Oftentimes, healthcare consumers do not consider the cost of care unless it’s part of a bill for service. Healthcare providers, on the other hand, have dedicated departments to ensure that coding and billing is done quickly, accurately and for good reason. In a recent study, the Healthcare Financial Management Association (HFMA) reports that COVID-19 continues to negatively impact hospital finances. Many reported recently that non-COVID and elective procedures are still down, yet costs remain high. Additionally, the Medicare fee-for-service payment might not always cover the cost of COVID-19 treatment.
In the bigger picture, then, a $40 reimbursement hardly sounds like much. But when healthcare providers are not collecting the right information on patients who get the COVID-19 vaccine, they could be leaving millions of dollars on the table.
Lost Cash Opportunity
Valerie Barckhoff, Principal and Leader of Windham Brannon’s Healthcare Advisory practice, recently performed an informal inquiry into how Atlanta healthcare providers are handling COVID-19 vaccine administration. She, like many other Americans, was not asked to provide her insurance card when she got the vaccine. Even though healthcare providers cannot charge patients for the vaccine and vaccine administration does not require insurance, providers are not registering patients or requesting insurance information. In short, they are limiting themselves for reimbursement for administration, a lost cash opportunity at a time when cash is sorely needed.

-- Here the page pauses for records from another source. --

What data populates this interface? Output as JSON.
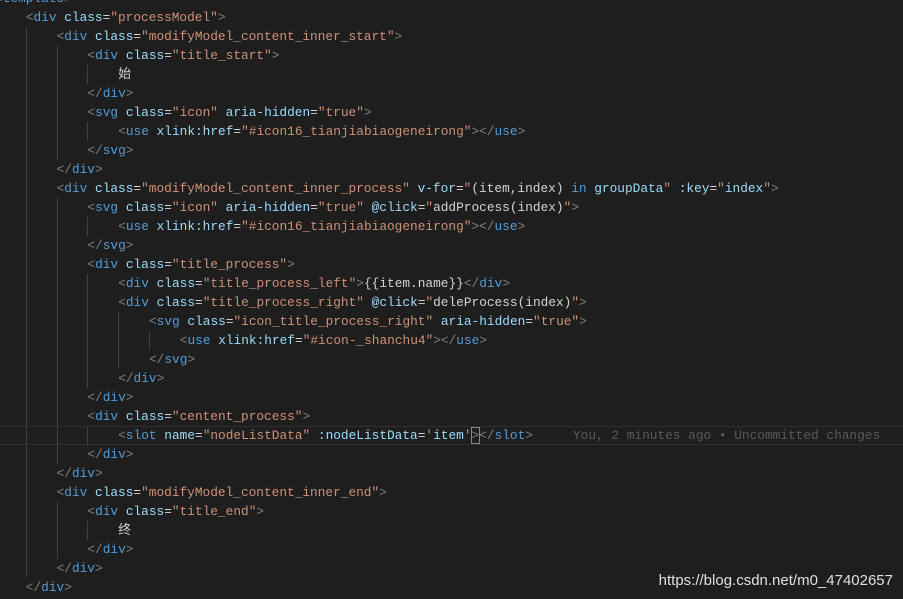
{
  "editor": {
    "lines": [
      {
        "indent": 0,
        "tokens": [
          [
            "p",
            "<"
          ],
          [
            "t",
            "template"
          ],
          [
            "p",
            ">"
          ]
        ]
      },
      {
        "indent": 1,
        "tokens": [
          [
            "p",
            "<"
          ],
          [
            "t",
            "div"
          ],
          [
            "x",
            " "
          ],
          [
            "a",
            "class"
          ],
          [
            "x",
            "="
          ],
          [
            "s",
            "\"processModel\""
          ],
          [
            "p",
            ">"
          ]
        ]
      },
      {
        "indent": 2,
        "tokens": [
          [
            "p",
            "<"
          ],
          [
            "t",
            "div"
          ],
          [
            "x",
            " "
          ],
          [
            "a",
            "class"
          ],
          [
            "x",
            "="
          ],
          [
            "s",
            "\"modifyModel_content_inner_start\""
          ],
          [
            "p",
            ">"
          ]
        ]
      },
      {
        "indent": 3,
        "tokens": [
          [
            "p",
            "<"
          ],
          [
            "t",
            "div"
          ],
          [
            "x",
            " "
          ],
          [
            "a",
            "class"
          ],
          [
            "x",
            "="
          ],
          [
            "s",
            "\"title_start\""
          ],
          [
            "p",
            ">"
          ]
        ]
      },
      {
        "indent": 4,
        "tokens": [
          [
            "x",
            "始"
          ]
        ]
      },
      {
        "indent": 3,
        "tokens": [
          [
            "p",
            "</"
          ],
          [
            "t",
            "div"
          ],
          [
            "p",
            ">"
          ]
        ]
      },
      {
        "indent": 3,
        "tokens": [
          [
            "p",
            "<"
          ],
          [
            "t",
            "svg"
          ],
          [
            "x",
            " "
          ],
          [
            "a",
            "class"
          ],
          [
            "x",
            "="
          ],
          [
            "s",
            "\"icon\""
          ],
          [
            "x",
            " "
          ],
          [
            "a",
            "aria-hidden"
          ],
          [
            "x",
            "="
          ],
          [
            "s",
            "\"true\""
          ],
          [
            "p",
            ">"
          ]
        ]
      },
      {
        "indent": 4,
        "tokens": [
          [
            "p",
            "<"
          ],
          [
            "t",
            "use"
          ],
          [
            "x",
            " "
          ],
          [
            "a",
            "xlink:href"
          ],
          [
            "x",
            "="
          ],
          [
            "s",
            "\"#icon16_tianjiabiaogeneirong\""
          ],
          [
            "p",
            "></"
          ],
          [
            "t",
            "use"
          ],
          [
            "p",
            ">"
          ]
        ]
      },
      {
        "indent": 3,
        "tokens": [
          [
            "p",
            "</"
          ],
          [
            "t",
            "svg"
          ],
          [
            "p",
            ">"
          ]
        ]
      },
      {
        "indent": 2,
        "tokens": [
          [
            "p",
            "</"
          ],
          [
            "t",
            "div"
          ],
          [
            "p",
            ">"
          ]
        ]
      },
      {
        "indent": 2,
        "tokens": [
          [
            "p",
            "<"
          ],
          [
            "t",
            "div"
          ],
          [
            "x",
            " "
          ],
          [
            "a",
            "class"
          ],
          [
            "x",
            "="
          ],
          [
            "s",
            "\"modifyModel_content_inner_process\""
          ],
          [
            "x",
            " "
          ],
          [
            "a",
            "v-for"
          ],
          [
            "x",
            "="
          ],
          [
            "s",
            "\""
          ],
          [
            "x",
            "(item,index) "
          ],
          [
            "k",
            "in"
          ],
          [
            "x",
            " "
          ],
          [
            "v",
            "groupData"
          ],
          [
            "s",
            "\""
          ],
          [
            "x",
            " "
          ],
          [
            "a",
            ":key"
          ],
          [
            "x",
            "="
          ],
          [
            "s",
            "\""
          ],
          [
            "v",
            "index"
          ],
          [
            "s",
            "\""
          ],
          [
            "p",
            ">"
          ]
        ]
      },
      {
        "indent": 3,
        "tokens": [
          [
            "p",
            "<"
          ],
          [
            "t",
            "svg"
          ],
          [
            "x",
            " "
          ],
          [
            "a",
            "class"
          ],
          [
            "x",
            "="
          ],
          [
            "s",
            "\"icon\""
          ],
          [
            "x",
            " "
          ],
          [
            "a",
            "aria-hidden"
          ],
          [
            "x",
            "="
          ],
          [
            "s",
            "\"true\""
          ],
          [
            "x",
            " "
          ],
          [
            "a",
            "@click"
          ],
          [
            "x",
            "="
          ],
          [
            "s",
            "\""
          ],
          [
            "x",
            "addProcess(index)"
          ],
          [
            "s",
            "\""
          ],
          [
            "p",
            ">"
          ]
        ]
      },
      {
        "indent": 4,
        "tokens": [
          [
            "p",
            "<"
          ],
          [
            "t",
            "use"
          ],
          [
            "x",
            " "
          ],
          [
            "a",
            "xlink:href"
          ],
          [
            "x",
            "="
          ],
          [
            "s",
            "\"#icon16_tianjiabiaogeneirong\""
          ],
          [
            "p",
            "></"
          ],
          [
            "t",
            "use"
          ],
          [
            "p",
            ">"
          ]
        ]
      },
      {
        "indent": 3,
        "tokens": [
          [
            "p",
            "</"
          ],
          [
            "t",
            "svg"
          ],
          [
            "p",
            ">"
          ]
        ]
      },
      {
        "indent": 3,
        "tokens": [
          [
            "p",
            "<"
          ],
          [
            "t",
            "div"
          ],
          [
            "x",
            " "
          ],
          [
            "a",
            "class"
          ],
          [
            "x",
            "="
          ],
          [
            "s",
            "\"title_process\""
          ],
          [
            "p",
            ">"
          ]
        ]
      },
      {
        "indent": 4,
        "tokens": [
          [
            "p",
            "<"
          ],
          [
            "t",
            "div"
          ],
          [
            "x",
            " "
          ],
          [
            "a",
            "class"
          ],
          [
            "x",
            "="
          ],
          [
            "s",
            "\"title_process_left\""
          ],
          [
            "p",
            ">"
          ],
          [
            "x",
            "{{item.name}}"
          ],
          [
            "p",
            "</"
          ],
          [
            "t",
            "div"
          ],
          [
            "p",
            ">"
          ]
        ]
      },
      {
        "indent": 4,
        "tokens": [
          [
            "p",
            "<"
          ],
          [
            "t",
            "div"
          ],
          [
            "x",
            " "
          ],
          [
            "a",
            "class"
          ],
          [
            "x",
            "="
          ],
          [
            "s",
            "\"title_process_right\""
          ],
          [
            "x",
            " "
          ],
          [
            "a",
            "@click"
          ],
          [
            "x",
            "="
          ],
          [
            "s",
            "\""
          ],
          [
            "x",
            "deleProcess(index)"
          ],
          [
            "s",
            "\""
          ],
          [
            "p",
            ">"
          ]
        ]
      },
      {
        "indent": 5,
        "tokens": [
          [
            "p",
            "<"
          ],
          [
            "t",
            "svg"
          ],
          [
            "x",
            " "
          ],
          [
            "a",
            "class"
          ],
          [
            "x",
            "="
          ],
          [
            "s",
            "\"icon_title_process_right\""
          ],
          [
            "x",
            " "
          ],
          [
            "a",
            "aria-hidden"
          ],
          [
            "x",
            "="
          ],
          [
            "s",
            "\"true\""
          ],
          [
            "p",
            ">"
          ]
        ]
      },
      {
        "indent": 6,
        "tokens": [
          [
            "p",
            "<"
          ],
          [
            "t",
            "use"
          ],
          [
            "x",
            " "
          ],
          [
            "a",
            "xlink:href"
          ],
          [
            "x",
            "="
          ],
          [
            "s",
            "\"#icon-_shanchu4\""
          ],
          [
            "p",
            "></"
          ],
          [
            "t",
            "use"
          ],
          [
            "p",
            ">"
          ]
        ]
      },
      {
        "indent": 5,
        "tokens": [
          [
            "p",
            "</"
          ],
          [
            "t",
            "svg"
          ],
          [
            "p",
            ">"
          ]
        ]
      },
      {
        "indent": 4,
        "tokens": [
          [
            "p",
            "</"
          ],
          [
            "t",
            "div"
          ],
          [
            "p",
            ">"
          ]
        ]
      },
      {
        "indent": 3,
        "tokens": [
          [
            "p",
            "</"
          ],
          [
            "t",
            "div"
          ],
          [
            "p",
            ">"
          ]
        ]
      },
      {
        "indent": 3,
        "tokens": [
          [
            "p",
            "<"
          ],
          [
            "t",
            "div"
          ],
          [
            "x",
            " "
          ],
          [
            "a",
            "class"
          ],
          [
            "x",
            "="
          ],
          [
            "s",
            "\"centent_process\""
          ],
          [
            "p",
            ">"
          ]
        ]
      },
      {
        "indent": 4,
        "current": true,
        "blame": "You, 2 minutes ago • Uncommitted changes",
        "tokens": [
          [
            "p",
            "<"
          ],
          [
            "t",
            "slot"
          ],
          [
            "x",
            " "
          ],
          [
            "a",
            "name"
          ],
          [
            "x",
            "="
          ],
          [
            "s",
            "\"nodeListData\""
          ],
          [
            "x",
            " "
          ],
          [
            "a",
            ":nodeListData"
          ],
          [
            "x",
            "="
          ],
          [
            "s",
            "'"
          ],
          [
            "v",
            "item"
          ],
          [
            "s",
            "'"
          ],
          [
            "p",
            ">",
            "cursor"
          ],
          [
            "p",
            "</"
          ],
          [
            "t",
            "slot"
          ],
          [
            "p",
            ">"
          ]
        ]
      },
      {
        "indent": 3,
        "tokens": [
          [
            "p",
            "</"
          ],
          [
            "t",
            "div"
          ],
          [
            "p",
            ">"
          ]
        ]
      },
      {
        "indent": 2,
        "tokens": [
          [
            "p",
            "</"
          ],
          [
            "t",
            "div"
          ],
          [
            "p",
            ">"
          ]
        ]
      },
      {
        "indent": 2,
        "tokens": [
          [
            "p",
            "<"
          ],
          [
            "t",
            "div"
          ],
          [
            "x",
            " "
          ],
          [
            "a",
            "class"
          ],
          [
            "x",
            "="
          ],
          [
            "s",
            "\"modifyModel_content_inner_end\""
          ],
          [
            "p",
            ">"
          ]
        ]
      },
      {
        "indent": 3,
        "tokens": [
          [
            "p",
            "<"
          ],
          [
            "t",
            "div"
          ],
          [
            "x",
            " "
          ],
          [
            "a",
            "class"
          ],
          [
            "x",
            "="
          ],
          [
            "s",
            "\"title_end\""
          ],
          [
            "p",
            ">"
          ]
        ]
      },
      {
        "indent": 4,
        "tokens": [
          [
            "x",
            "终"
          ]
        ]
      },
      {
        "indent": 3,
        "tokens": [
          [
            "p",
            "</"
          ],
          [
            "t",
            "div"
          ],
          [
            "p",
            ">"
          ]
        ]
      },
      {
        "indent": 2,
        "tokens": [
          [
            "p",
            "</"
          ],
          [
            "t",
            "div"
          ],
          [
            "p",
            ">"
          ]
        ]
      },
      {
        "indent": 1,
        "tokens": [
          [
            "p",
            "</"
          ],
          [
            "t",
            "div"
          ],
          [
            "p",
            ">"
          ]
        ]
      }
    ]
  },
  "watermark": "https://blog.csdn.net/m0_47402657"
}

Reimbursement Rates for COVID-19 Vaccines
Starting March 15, 2021, the Centers for Medicare and Medicaid Services (CMS) raised the reimbursement rates for COVID-19 vaccines. Reimbursement rates are as follows.
Starting March 15, 2021:
- $40 for each dose of the vaccine
Prior to March 15, 2021:
- $28.39 for single-dose or final vaccines in a series
- $16.94 for first doses in a series of two or more doses
Rates, both pre-and post-March 15 are geographically adjusted.
Two-thirds of the Atlanta healthcare providers that Valerie spoke with recently are not registering patients or collecting insurance information. Across 100,000 doses, that is $4,000,000 in cash that cannot be recovered once the vaccine is administered. A large healthcare provider administering hundreds of thousands of vaccine doses throughout the pandemic that is not collecting insurance information or registering patients could be losing out on millions of dollars.
Healthcare providers deserve to get paid. The drug itself may be free, but the staff salaries to prepare and administer the vaccine are not.
Why are Healthcare Providers Not Taking Steps to get Reimbursed for the Vaccine?
Part of the issue could be confusion about the rules. While patients cannot be billed, the government and private insurers can. In general, for the COVID-19 vaccine, providers can bill for only the vaccine administration, and exclude the vaccine codes on the claim. Vaccines can be submitted on single claims or a roster bill for multiple patients at a time. Healthcare providers that participate in a Medicare Advantage Plan can submit COVID-19 claims to Original Medicare for all patients who are enrolled in Medicare Advantage in 2020 and 2021.
CMS has more information here on how to bill for the COVID-19 vaccine.
Another reason providers may not be not asking for insurance or registering patients, is how the public could perceive that action. As Valerie said, “we can script that.”
She concluded that a logical explanation is a fear that a bill will slip through the cracks and make it to a patient, which has happened recently. But she also said that “Everyone has edits! We need to use them. Edits and controls should be in place to prevent these claims from going out the door.”
Solutions to Improve Billing Process
If a provider is concerned that patient registration could delay providing the vaccine, processes can be changed. For example, copy and scan the driver’s license or state ID and enter the information later.
Regardless of the reason for not doing it, healthcare providers need to start billing and getting reimbursed for administering the COVID-19 vaccine. More people are eligible for the vaccine, second doses are scheduled and boosters are a real possibility. Set up the codes to bill. Review processes for each location where the shot is administered and design those processes with the patient in the middle. Develop scripts for the patients, staff and public. Collect those reimbursement fees!
When your healthcare organization receives the funds, treat the revenue from the reimbursements like commercial reimbursements.
When considering how to allocate the reimbursements with this unexpected revenue, one option is to provide bonuses to the healthcare workers.
Vaccine administration may be one way your organization is leaving money on the table. There may be other sources of revenue leakage in your billing processes. Windham Brannon’s Healthcare Advisory team can help your organization discover inefficiencies and remediate processes to increase revenue.
Windham Brannon’s Healthcare Advisory team is committed to helping healthcare providers increase revenue and properly bill for COVID-19 vaccines.
Email Windham Brannon’s Healthcare Advisor Valerie Barckhoff for a consultation to discuss your COVID-19 vaccine administration plan.